### DATA EXTRACT

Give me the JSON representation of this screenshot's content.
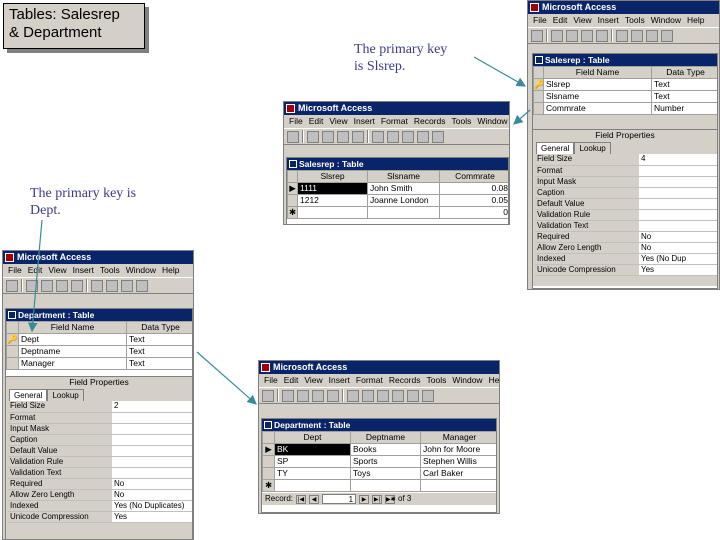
{
  "heading": {
    "line1": "Tables: Salesrep",
    "line2": "& Department"
  },
  "notes": {
    "salesrep_key_line1": "The primary key",
    "salesrep_key_line2": "is Slsrep.",
    "dept_key_line1": "The primary key is",
    "dept_key_line2": "Dept."
  },
  "app_title": "Microsoft Access",
  "menus": [
    "File",
    "Edit",
    "View",
    "Insert",
    "Format",
    "Records",
    "Tools",
    "Window",
    "Help"
  ],
  "salesrep_design": {
    "title": "Salesrep : Table",
    "headers": [
      "Field Name",
      "Data Type"
    ],
    "rows": [
      [
        "Slsrep",
        "Text"
      ],
      [
        "Slsname",
        "Text"
      ],
      [
        "Commrate",
        "Number"
      ]
    ],
    "field_properties_label": "Field Properties",
    "tabs": [
      "General",
      "Lookup"
    ],
    "props": [
      [
        "Field Size",
        "4"
      ],
      [
        "Format",
        ""
      ],
      [
        "Input Mask",
        ""
      ],
      [
        "Caption",
        ""
      ],
      [
        "Default Value",
        ""
      ],
      [
        "Validation Rule",
        ""
      ],
      [
        "Validation Text",
        ""
      ],
      [
        "Required",
        "No"
      ],
      [
        "Allow Zero Length",
        "No"
      ],
      [
        "Indexed",
        "Yes (No Dup"
      ],
      [
        "Unicode Compression",
        "Yes"
      ]
    ]
  },
  "salesrep_data": {
    "title": "Salesrep : Table",
    "headers": [
      "Slsrep",
      "Slsname",
      "Commrate"
    ],
    "rows": [
      [
        "1111",
        "John Smith",
        "0.08"
      ],
      [
        "1212",
        "Joanne London",
        "0.05"
      ],
      [
        "",
        "",
        "0"
      ]
    ]
  },
  "department_design": {
    "title": "Department : Table",
    "headers": [
      "Field Name",
      "Data Type"
    ],
    "rows": [
      [
        "Dept",
        "Text"
      ],
      [
        "Deptname",
        "Text"
      ],
      [
        "Manager",
        "Text"
      ]
    ],
    "field_properties_label": "Field Properties",
    "tabs": [
      "General",
      "Lookup"
    ],
    "props": [
      [
        "Field Size",
        "2"
      ],
      [
        "Format",
        ""
      ],
      [
        "Input Mask",
        ""
      ],
      [
        "Caption",
        ""
      ],
      [
        "Default Value",
        ""
      ],
      [
        "Validation Rule",
        ""
      ],
      [
        "Validation Text",
        ""
      ],
      [
        "Required",
        "No"
      ],
      [
        "Allow Zero Length",
        "No"
      ],
      [
        "Indexed",
        "Yes (No Duplicates)"
      ],
      [
        "Unicode Compression",
        "Yes"
      ]
    ]
  },
  "department_data": {
    "title": "Department : Table",
    "headers": [
      "Dept",
      "Deptname",
      "Manager"
    ],
    "rows": [
      [
        "BK",
        "Books",
        "John for Moore"
      ],
      [
        "SP",
        "Sports",
        "Stephen Willis"
      ],
      [
        "TY",
        "Toys",
        "Carl Baker"
      ]
    ],
    "record_label": "Record:",
    "record_value": "1",
    "record_total": "of 3"
  },
  "colors": {
    "titlebar": "#0a246a",
    "chrome": "#d4d0c8",
    "arrow": "#3a8a9a"
  }
}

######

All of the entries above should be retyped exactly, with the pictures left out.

Give me the JSON representation of this screenshot's content.
{
  "heading": {
    "line1": "Tables: Salesrep",
    "line2": "& Department"
  },
  "notes": {
    "salesrep_key_line1": "The primary key",
    "salesrep_key_line2": "is Slsrep.",
    "dept_key_line1": "The primary key is",
    "dept_key_line2": "Dept."
  },
  "app_title": "Microsoft Access",
  "menus": [
    "File",
    "Edit",
    "View",
    "Insert",
    "Format",
    "Records",
    "Tools",
    "Window",
    "Help"
  ],
  "salesrep_design": {
    "title": "Salesrep : Table",
    "headers": [
      "Field Name",
      "Data Type"
    ],
    "rows": [
      [
        "Slsrep",
        "Text"
      ],
      [
        "Slsname",
        "Text"
      ],
      [
        "Commrate",
        "Number"
      ]
    ],
    "field_properties_label": "Field Properties",
    "tabs": [
      "General",
      "Lookup"
    ],
    "props": [
      [
        "Field Size",
        "4"
      ],
      [
        "Format",
        ""
      ],
      [
        "Input Mask",
        ""
      ],
      [
        "Caption",
        ""
      ],
      [
        "Default Value",
        ""
      ],
      [
        "Validation Rule",
        ""
      ],
      [
        "Validation Text",
        ""
      ],
      [
        "Required",
        "No"
      ],
      [
        "Allow Zero Length",
        "No"
      ],
      [
        "Indexed",
        "Yes (No Dup"
      ],
      [
        "Unicode Compression",
        "Yes"
      ]
    ]
  },
  "salesrep_data": {
    "title": "Salesrep : Table",
    "headers": [
      "Slsrep",
      "Slsname",
      "Commrate"
    ],
    "rows": [
      [
        "1111",
        "John Smith",
        "0.08"
      ],
      [
        "1212",
        "Joanne London",
        "0.05"
      ],
      [
        "",
        "",
        "0"
      ]
    ]
  },
  "department_design": {
    "title": "Department : Table",
    "headers": [
      "Field Name",
      "Data Type"
    ],
    "rows": [
      [
        "Dept",
        "Text"
      ],
      [
        "Deptname",
        "Text"
      ],
      [
        "Manager",
        "Text"
      ]
    ],
    "field_properties_label": "Field Properties",
    "tabs": [
      "General",
      "Lookup"
    ],
    "props": [
      [
        "Field Size",
        "2"
      ],
      [
        "Format",
        ""
      ],
      [
        "Input Mask",
        ""
      ],
      [
        "Caption",
        ""
      ],
      [
        "Default Value",
        ""
      ],
      [
        "Validation Rule",
        ""
      ],
      [
        "Validation Text",
        ""
      ],
      [
        "Required",
        "No"
      ],
      [
        "Allow Zero Length",
        "No"
      ],
      [
        "Indexed",
        "Yes (No Duplicates)"
      ],
      [
        "Unicode Compression",
        "Yes"
      ]
    ]
  },
  "department_data": {
    "title": "Department : Table",
    "headers": [
      "Dept",
      "Deptname",
      "Manager"
    ],
    "rows": [
      [
        "BK",
        "Books",
        "John for Moore"
      ],
      [
        "SP",
        "Sports",
        "Stephen Willis"
      ],
      [
        "TY",
        "Toys",
        "Carl Baker"
      ]
    ],
    "record_label": "Record:",
    "record_value": "1",
    "record_total": "of 3"
  },
  "colors": {
    "titlebar": "#0a246a",
    "chrome": "#d4d0c8",
    "arrow": "#3a8a9a"
  }
}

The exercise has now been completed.